Remembrances: David Dunn: WWII Memories

Someone had to do it and you did. I have just completed a tour of the most interesting stories of our participation in WW2. I was an ASTP-er.Univ. of Idaho assigned to Cn Co, 353rd Infantry, given the job of artillery mechanic because I was a T4 . Did the usual Hunter Ligget to Butner to Miles Standish landing at LeHarve off loaded at the dock. Cleaned the cosmoline at Pavilly, liberated Moselle wine at Alf crossed the Moselle. No action by our unit. It was travel and march order from position to position. Many times 88s would come whining in to a position immediately after we had left. At one time ended up on a plateau overlooking Freidrichroda at the time there was a firefight going on with tanks just like the movies I don't know what unit chased the Germans off of this position it had to be a very important place because there was a large resort hotel on the site and a very tall communication tower. Also, this tower was the communication center for the whole German command. To our amazement when we inspected the tower we found hundreds of thousand Reichmark notes, a verital fortune. The former occupants must have left in great haste. I did not go up into the upper part. It was several stories in height. The beer parlor snack bar was still in operation by civilians. Some of us guzzled up some beer, paid for it with this German money...P.S., those Reichmarks were genuine and contrary to what we thought Germany's money was good even after the war. I would really like to know more about this place. Plans were changed and we were ordered off and sent down the winding road through the forest. Tracer bullets were flying through the air. I have no idea as to what was going on. Climbing back on my pillow of 105-mm ammo, I rode the ammo truck, and went to sleep. Next morning we were going through Freidrichroda. Thus far we have had no fire orders.

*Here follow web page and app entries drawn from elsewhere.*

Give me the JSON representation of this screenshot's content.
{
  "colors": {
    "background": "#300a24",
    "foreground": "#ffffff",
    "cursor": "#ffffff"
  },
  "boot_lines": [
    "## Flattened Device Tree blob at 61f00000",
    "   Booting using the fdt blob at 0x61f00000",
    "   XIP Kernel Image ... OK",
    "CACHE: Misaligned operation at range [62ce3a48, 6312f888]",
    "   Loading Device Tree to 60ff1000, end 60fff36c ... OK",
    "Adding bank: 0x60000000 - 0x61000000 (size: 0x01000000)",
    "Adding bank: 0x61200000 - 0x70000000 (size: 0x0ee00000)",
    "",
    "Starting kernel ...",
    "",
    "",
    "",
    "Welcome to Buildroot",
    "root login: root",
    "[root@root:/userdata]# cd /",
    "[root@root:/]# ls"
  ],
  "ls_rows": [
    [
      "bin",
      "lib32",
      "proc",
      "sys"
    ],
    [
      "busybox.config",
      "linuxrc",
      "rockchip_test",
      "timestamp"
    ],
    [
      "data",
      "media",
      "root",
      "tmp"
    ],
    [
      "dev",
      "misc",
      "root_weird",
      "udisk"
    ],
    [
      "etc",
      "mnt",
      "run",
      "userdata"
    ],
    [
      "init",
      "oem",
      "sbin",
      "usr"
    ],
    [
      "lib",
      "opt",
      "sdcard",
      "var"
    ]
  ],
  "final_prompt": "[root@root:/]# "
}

THE RHINE: Saw the Navy duks on the road ended up at a plateau overlooking Oberwesel. Around midnight proceeded down to the landing to cross, We were off-loaded on to a pontoon ferry. What a dumb thing to do. Our truck, 2 1/2 with trailer load of 105 ammo put on that ferry causing it to sink whereby the gunnels were just above water line. I jumped off and warned our CO standing by but was ordered back on the truck. To this day I don't know why the engineers did not notice this phenomena. All went well going down stream however in going back into the current upstream disaster struck water poured over the gunnels and down we went. I had alerted the others riding in back with me...and all but one managed to jump. Instrument corporal WHITE was never found. Truck driver MCCONAHAY went down with the truck and was able to escape through the window. Two engineers were lost. The Navy picked us up. PRISONERS. as was the custom with us, along with truck driver, instrument corporal and myself After guns were in position we would scout our area for snipers and on our last deployment flushed a machine gun nest of assorted Wehrmacht, etc., who were waiting for us so they could surrender. We carried them for a full day before we could get them off our hands that was one happy bunch of Krauts. It was then on to Zwickau Rudolstatd for a stint of occupation and then by a comfortable train ride seeing all the devastation that was Germany, to TWENTY GRAND. Of course there is more…scary nights, funny things that happened, stories in themselves, AND that is about all I did in the war. Wonderful friends, comradery, and excitement. By today's standards those twenty dollar a carton cigarettes we sold in Paris was a bargain.

THEN THERE IS THE REST OF THE STORY 56 years later. Thanks for the opportunity to tell the tale.